0∈ℕ and every other ℕatural Number is a previous number +1
∀n∈ℕ : succ(n)∈ℕ (where succ(n) is n+1) is also a ℕatural Number
∀n∈ℕ : succ(n)∈ℕ (where succ(n) is n+1) and that’s a way we can build all ℕatural Numbers. But there are other ways to do this, right? When you write numbers in this system they become very long. Because you write +1 + 1 +1 +1; that’s not a very good system. So what we rather like to do is using binary encoding of numbers Using 0 and 1. That’s much shorter. I mean still longer than decimal, but It’s much shorter than this +1+1+1 And this are two ways of encoding the ℕatural Numbers. Now in Type Theory, you cannot express the difference between these two encodings. Because they are actually in a way the same:
They exhibit the same concept. So you automatically hide implementation details, like, that’s what we wanted to do in Computer Science. We want to hide implementation details because, like, if you want to change one implementation for another, we don’t want to go all the way up so everything which uses this has to be rewritten. We want to say “Ok I’ll just plug something else in and it works.” So you want to be able to plug in, if we use the Peano Numbers and say “that’s too cumbersome” “and I’ll plug in my binary numbers” and nothing should change.” And that’s how Type Theory is designed. And from this Homotopy Type Theory comes a very important principle which is called the Univalence Principle
(=)≅(≅) And it basically says that two things which are equivalent (≅), like the binary and Peano numbers, then they are equal (=) We cannot, not just, we cannot talk about implementation details but because we cannot talk about implementation details, two things which behave the same from outside (≅) are actually considered to be the same (=) Sean: Is this changing massively the way that people think about things in other areas, then?
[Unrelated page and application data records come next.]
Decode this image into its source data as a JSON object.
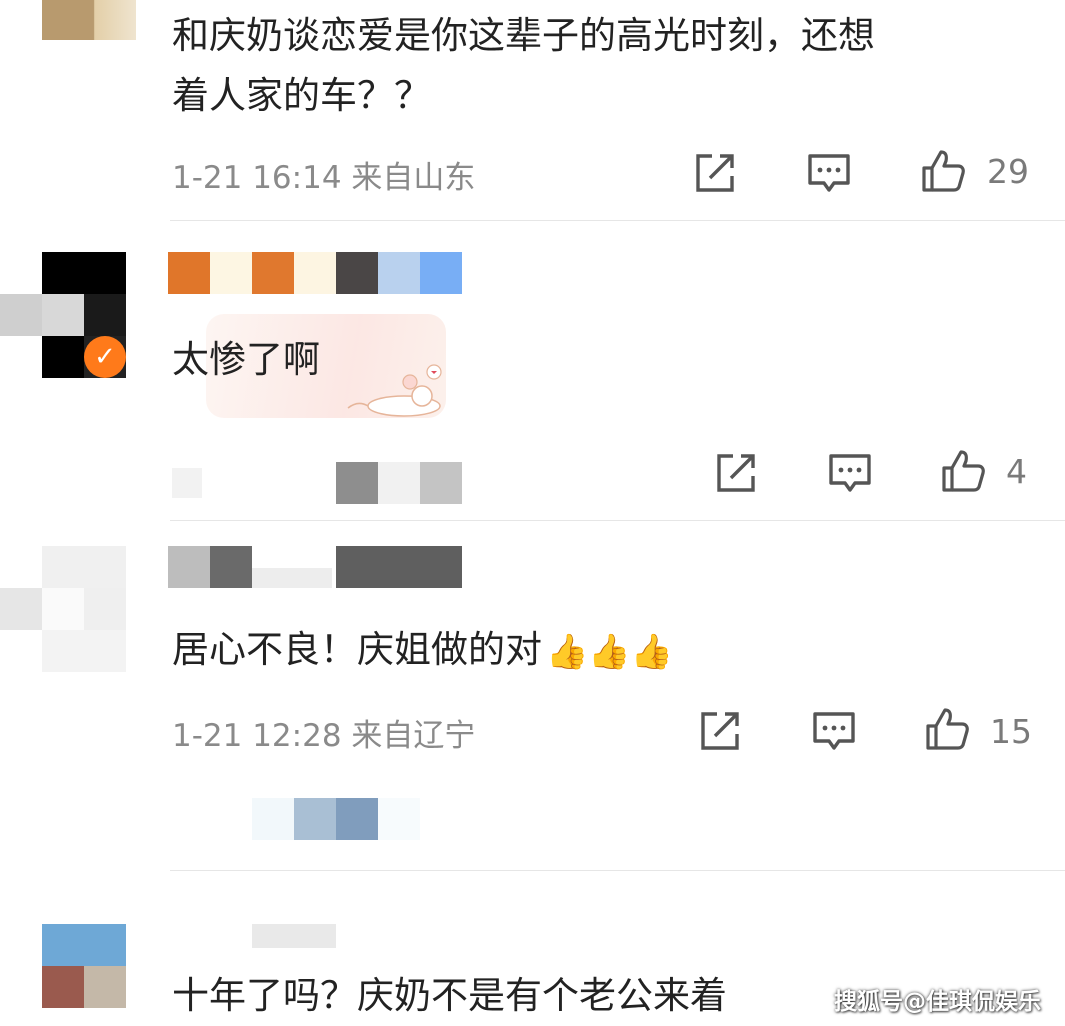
{
  "colors": {
    "text": "#222222",
    "meta": "#8a8a8a",
    "divider": "#e6e6e6",
    "verified_badge": "#ff7a1a"
  },
  "comments": [
    {
      "text_line1": "和庆奶谈恋爱是你这辈子的高光时刻，还想",
      "text_line2": "着人家的车？？",
      "meta": "1-21 16:14  来自山东",
      "likes": "29"
    },
    {
      "text": "太惨了啊",
      "likes": "4"
    },
    {
      "text": "居心不良！庆姐做的对",
      "emojis": "👍👍👍",
      "meta": "1-21 12:28  来自辽宁",
      "likes": "15"
    },
    {
      "text": "十年了吗？庆奶不是有个老公来着"
    }
  ],
  "icons": {
    "share": "share-icon",
    "comment": "comment-icon",
    "like": "thumbs-up-icon",
    "verified": "verified-badge-icon"
  },
  "watermark": "搜狐号@佳琪侃娱乐"
}
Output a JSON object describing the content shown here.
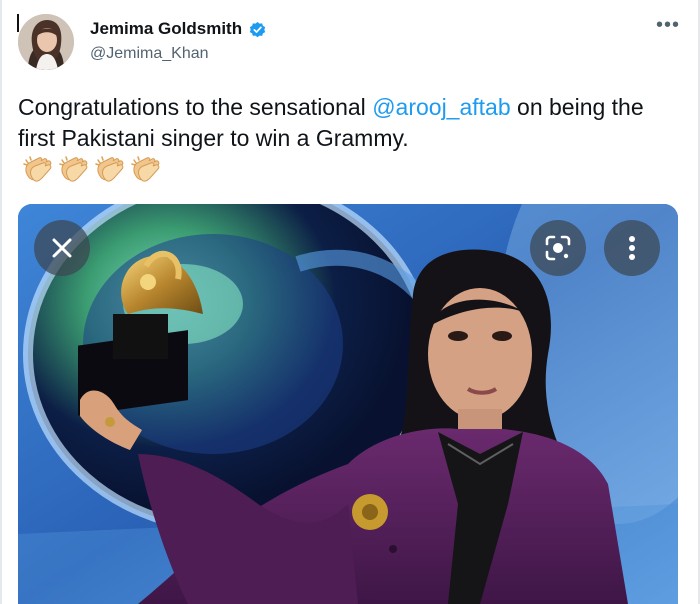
{
  "tweet": {
    "author_name": "Jemima Goldsmith",
    "author_handle": "@Jemima_Khan",
    "verified": true,
    "text_before": "Congratulations to the sensational ",
    "mention": "@arooj_aftab",
    "text_after": " on being the first Pakistani singer to win a Grammy.",
    "emoji": [
      "clapping-hands",
      "clapping-hands",
      "clapping-hands",
      "clapping-hands"
    ],
    "more_icon": "more-horizontal-icon"
  },
  "media_viewer": {
    "close_icon": "close-icon",
    "lens_icon": "google-lens-icon",
    "menu_icon": "more-vertical-icon"
  },
  "colors": {
    "accent": "#1d9bf0",
    "text": "#0f1419",
    "secondary": "#536471",
    "verified": "#1d9bf0"
  }
}
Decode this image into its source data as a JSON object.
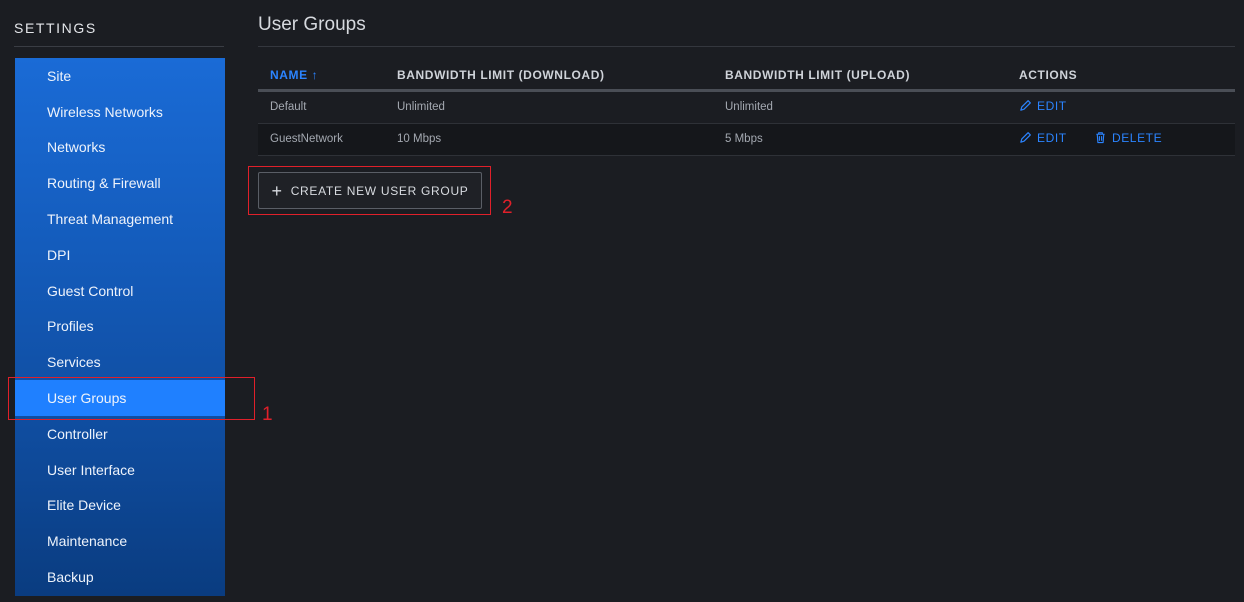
{
  "sidebar": {
    "title": "SETTINGS",
    "items": [
      {
        "label": "Site"
      },
      {
        "label": "Wireless Networks"
      },
      {
        "label": "Networks"
      },
      {
        "label": "Routing & Firewall"
      },
      {
        "label": "Threat Management"
      },
      {
        "label": "DPI"
      },
      {
        "label": "Guest Control"
      },
      {
        "label": "Profiles"
      },
      {
        "label": "Services"
      },
      {
        "label": "User Groups",
        "active": true
      },
      {
        "label": "Controller"
      },
      {
        "label": "User Interface"
      },
      {
        "label": "Elite Device"
      },
      {
        "label": "Maintenance"
      },
      {
        "label": "Backup"
      }
    ]
  },
  "main": {
    "title": "User Groups",
    "table": {
      "columns": [
        "NAME ↑",
        "BANDWIDTH LIMIT (DOWNLOAD)",
        "BANDWIDTH LIMIT (UPLOAD)",
        "ACTIONS"
      ],
      "rows": [
        {
          "name": "Default",
          "download": "Unlimited",
          "upload": "Unlimited"
        },
        {
          "name": "GuestNetwork",
          "download": "10 Mbps",
          "upload": "5 Mbps"
        }
      ],
      "edit_label": "EDIT",
      "delete_label": "DELETE"
    },
    "create_label": "CREATE NEW USER GROUP"
  },
  "annotations": {
    "one": "1",
    "two": "2"
  },
  "colors": {
    "accent": "#2b84ff",
    "nav_active": "#1f80ff",
    "annotation": "#e0202a"
  }
}
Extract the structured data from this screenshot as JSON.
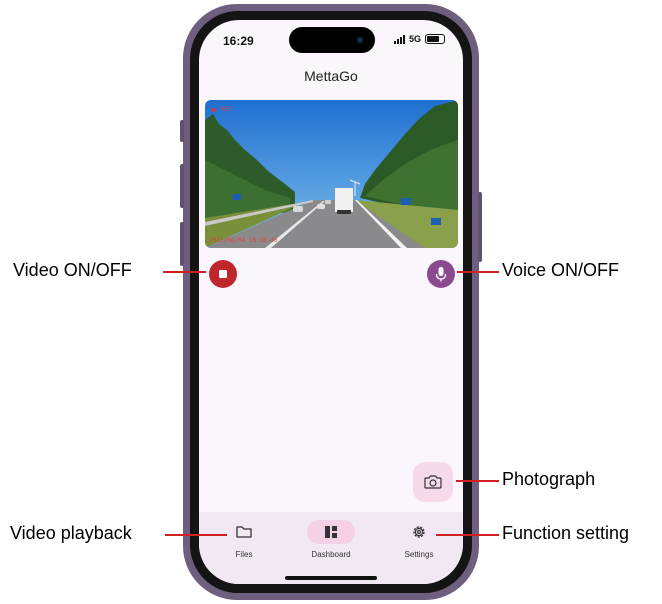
{
  "status_bar": {
    "time": "16:29",
    "network": "5G"
  },
  "app": {
    "title": "MettaGo"
  },
  "video": {
    "rec_label": "REC",
    "timestamp": "2023/08/04 16:28:46"
  },
  "controls": {
    "record_icon": "stop-square-icon",
    "voice_icon": "microphone-icon",
    "photo_icon": "camera-icon"
  },
  "nav": {
    "items": [
      {
        "label": "Files",
        "icon": "folder-icon"
      },
      {
        "label": "Dashboard",
        "icon": "dashboard-icon",
        "selected": true
      },
      {
        "label": "Settings",
        "icon": "gear-icon"
      }
    ]
  },
  "annotations": {
    "video": "Video ON/OFF",
    "voice": "Voice ON/OFF",
    "photo": "Photograph",
    "playback": "Video playback",
    "settings": "Function setting"
  },
  "colors": {
    "record": "#c0272d",
    "voice": "#8b4a8f",
    "photo_bg": "#f7d9ec",
    "nav_bg": "#f2e8f3",
    "nav_selected": "#f6d0e6",
    "leader": "#d02020"
  }
}
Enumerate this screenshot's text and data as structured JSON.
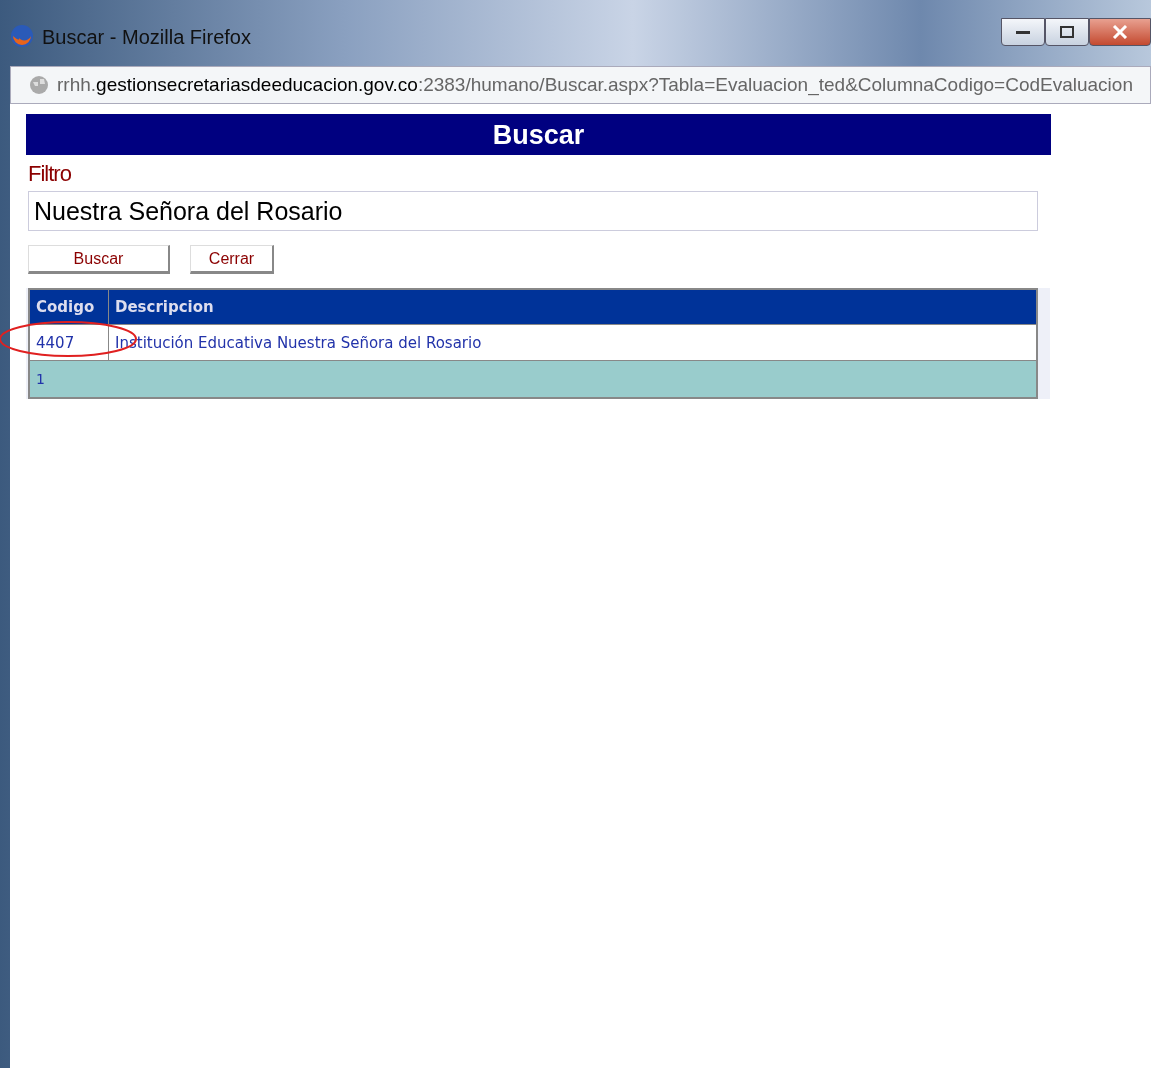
{
  "window": {
    "title": "Buscar - Mozilla Firefox",
    "controls": [
      {
        "kind": "minimize"
      },
      {
        "kind": "maximize"
      },
      {
        "kind": "close"
      }
    ]
  },
  "address_bar": {
    "url": "rrhh.**gestionsecretariasdeeducacion.gov.co**:2383/humano/Buscar.aspx?Tabla=Evaluacion_ted&ColumnaCodigo=CodEvaluacion"
  },
  "page": {
    "heading": "Buscar",
    "filter_label": "Filtro",
    "filter_value": "Nuestra Señora del Rosario",
    "buttons": [
      "Buscar",
      "Cerrar"
    ]
  },
  "table": {
    "columns": [
      "Codigo",
      "Descripcion"
    ],
    "rows": [
      {
        "cells": [
          "4407",
          "Institución Educativa Nuestra Señora del Rosario"
        ],
        "highlighted": true
      }
    ],
    "pager": [
      "1"
    ]
  }
}
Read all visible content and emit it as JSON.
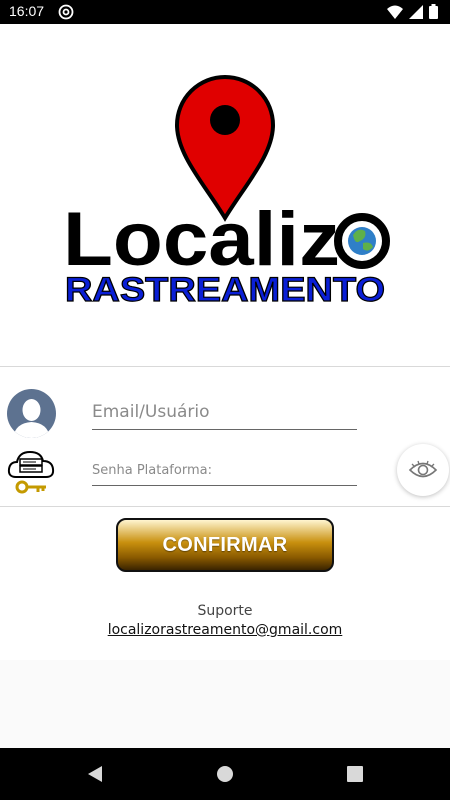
{
  "status_bar": {
    "time": "16:07",
    "app_icon": "at-sign-icon",
    "icons": [
      "wifi-icon",
      "signal-icon",
      "battery-icon"
    ]
  },
  "logo": {
    "word": "Localiz",
    "subtitle": "RASTREAMENTO",
    "colors": {
      "pin": "#e00000",
      "word": "#000000",
      "subtitle": "#0a1fd6",
      "globe": "#2f7fc8"
    }
  },
  "form": {
    "email_placeholder": "Email/Usuário",
    "password_placeholder": "Senha Plataforma:",
    "user_icon": "user-avatar-icon",
    "password_icon": "cloud-key-icon",
    "toggle_visibility_icon": "eye-icon"
  },
  "actions": {
    "confirm_label": "CONFIRMAR"
  },
  "support": {
    "label": "Suporte",
    "email": "localizorastreamento@gmail.com"
  },
  "nav_bar": {
    "icons": [
      "back-icon",
      "home-icon",
      "recents-icon"
    ]
  }
}
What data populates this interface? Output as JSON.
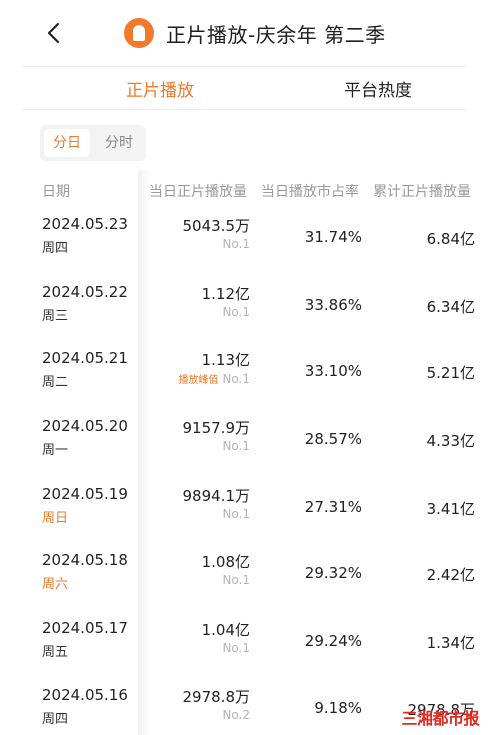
{
  "header": {
    "back_icon": "chevron-left-icon",
    "logo_icon": "app-logo-icon",
    "title": "正片播放-庆余年 第二季"
  },
  "tabs": [
    {
      "label": "正片播放",
      "active": true
    },
    {
      "label": "平台热度",
      "active": false
    }
  ],
  "segment": [
    {
      "label": "分日",
      "active": true
    },
    {
      "label": "分时",
      "active": false
    }
  ],
  "table": {
    "headers": [
      "日期",
      "当日正片播放量",
      "当日播放市占率",
      "累计正片播放量"
    ],
    "rows": [
      {
        "date": "2024.05.23",
        "weekday": "周四",
        "weekend": false,
        "daily": "5043.5万",
        "peak": "",
        "rank": "No.1",
        "share": "31.74%",
        "cumulative": "6.84亿"
      },
      {
        "date": "2024.05.22",
        "weekday": "周三",
        "weekend": false,
        "daily": "1.12亿",
        "peak": "",
        "rank": "No.1",
        "share": "33.86%",
        "cumulative": "6.34亿"
      },
      {
        "date": "2024.05.21",
        "weekday": "周二",
        "weekend": false,
        "daily": "1.13亿",
        "peak": "播放峰值",
        "rank": "No.1",
        "share": "33.10%",
        "cumulative": "5.21亿"
      },
      {
        "date": "2024.05.20",
        "weekday": "周一",
        "weekend": false,
        "daily": "9157.9万",
        "peak": "",
        "rank": "No.1",
        "share": "28.57%",
        "cumulative": "4.33亿"
      },
      {
        "date": "2024.05.19",
        "weekday": "周日",
        "weekend": true,
        "daily": "9894.1万",
        "peak": "",
        "rank": "No.1",
        "share": "27.31%",
        "cumulative": "3.41亿"
      },
      {
        "date": "2024.05.18",
        "weekday": "周六",
        "weekend": true,
        "daily": "1.08亿",
        "peak": "",
        "rank": "No.1",
        "share": "29.32%",
        "cumulative": "2.42亿"
      },
      {
        "date": "2024.05.17",
        "weekday": "周五",
        "weekend": false,
        "daily": "1.04亿",
        "peak": "",
        "rank": "No.1",
        "share": "29.24%",
        "cumulative": "1.34亿"
      },
      {
        "date": "2024.05.16",
        "weekday": "周四",
        "weekend": false,
        "daily": "2978.8万",
        "peak": "",
        "rank": "No.2",
        "share": "9.18%",
        "cumulative": "2978.8万"
      }
    ]
  },
  "watermark": "三湘都市报",
  "colors": {
    "accent": "#f07a2a",
    "watermark": "#e42a1f"
  }
}
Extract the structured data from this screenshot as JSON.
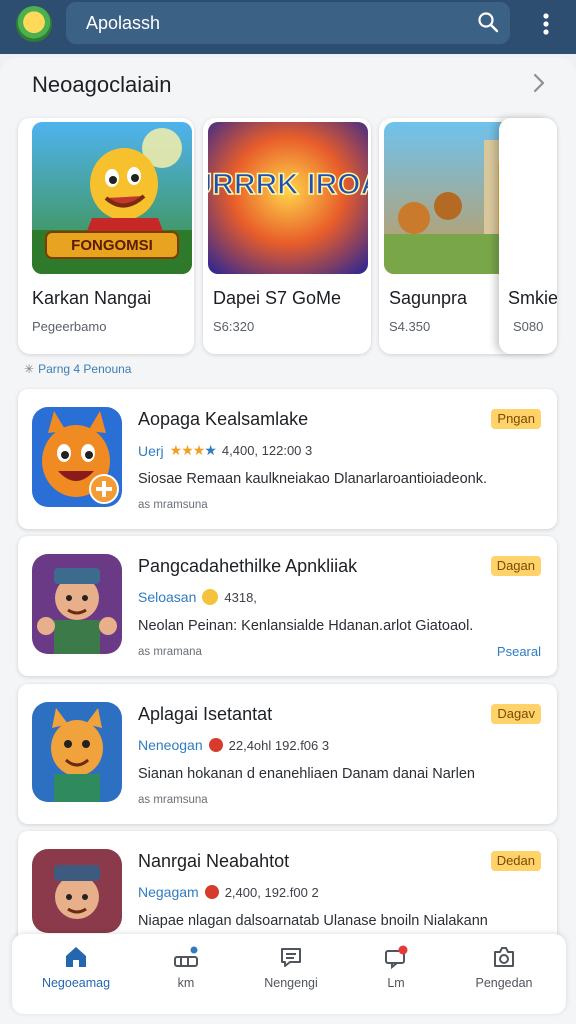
{
  "topbar": {
    "search_text": "Apolassh",
    "avatar_icon": "app-logo-icon",
    "search_icon": "search-icon",
    "more_icon": "more-vertical-icon",
    "bg_color": "#2d4e70"
  },
  "featured": {
    "title": "Neoagoclaiain",
    "chevron_icon": "chevron-right-icon",
    "items": [
      {
        "art_label": "FONGOMSI",
        "title": "Karkan Nangai",
        "sub": "Pegeerbamo"
      },
      {
        "art_label": "TURRRK IROAK",
        "title": "Dapei S7 GoMe",
        "sub": "S6:320"
      },
      {
        "art_label": "",
        "title": "Sagunpra",
        "sub": "S4.350"
      },
      {
        "art_label": "",
        "title": "Smkie",
        "sub": "S080"
      }
    ],
    "pager": "Parng 4 Penouna"
  },
  "apps": [
    {
      "name": "Aopaga Kealsamlake",
      "badge": "Pngan",
      "category": "Uerj",
      "rating_stars": 3,
      "stats": "4,400, 122:00 3",
      "description": "Siosae Remaan kaulkneiakao Dlanarlaroantioiadeonk.",
      "footer": "as mramsuna",
      "link": ""
    },
    {
      "name": "Pangcadahethilke Apnkliiak",
      "badge": "Dagan",
      "category": "Seloasan",
      "rating_stars": 0,
      "stats": "4318,",
      "description": "Neolan Peinan: Kenlansialde Hdanan.arlot Giatoaol.",
      "footer": "as mramana",
      "link": "Psearal"
    },
    {
      "name": "Aplagai Isetantat",
      "badge": "Dagav",
      "category": "Neneogan",
      "rating_stars": 0,
      "stats": "22,4ohl 192.f06 3",
      "description": "Sianan hokanan d enanehliaen Danam danai Narlen",
      "footer": "as mramsuna",
      "link": ""
    },
    {
      "name": "Nanrgai Neabahtot",
      "badge": "Dedan",
      "category": "Negagam",
      "rating_stars": 0,
      "stats": "2,400, 192.f00 2",
      "description": "Niapae nlagan dalsoarnatab Ulanase bnoiln Nialakann",
      "footer": "",
      "link": ""
    }
  ],
  "bottom_nav": [
    {
      "label": "Negoeamag",
      "icon": "home-icon",
      "active": true
    },
    {
      "label": "km",
      "icon": "stats-icon",
      "active": false
    },
    {
      "label": "Nengengi",
      "icon": "chat-icon",
      "active": false
    },
    {
      "label": "Lm",
      "icon": "notification-icon",
      "active": false
    },
    {
      "label": "Pengedan",
      "icon": "camera-icon",
      "active": false
    }
  ],
  "colors": {
    "accent": "#2f7cc0",
    "badge": "#ffd26a",
    "active_nav": "#2467b0"
  }
}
Thorsten: Yes, so let’s see:
It has the potential of doing this. So Homotopy Type Theory has been suggested as a new Foundation of Mathematics. People can just move into it, they can learn logical reasoning and abstract mathematics just coming from this programming angle. So I think there is an exciting opportunity. And I think, looking back to Set Theory, we have these new tools of Proof Assistants to do interactive proofs And in a way it would be a shame if we used this new technology to formalize the mathematics of the 20s and 30s, the mathematics of, let’s say, yesterday. But there is an exciting new opportunity here, to really use new mathematical ideas, new foundations when we formalize mathematics. …we got a value here at x1 and we are going between x0 and x1 and the value of y, at this position… …in Type Theory means you can proof the Excluded Middle for this particular predicate, You can proof, for all numbers, either prime(n) or not prime(n)… **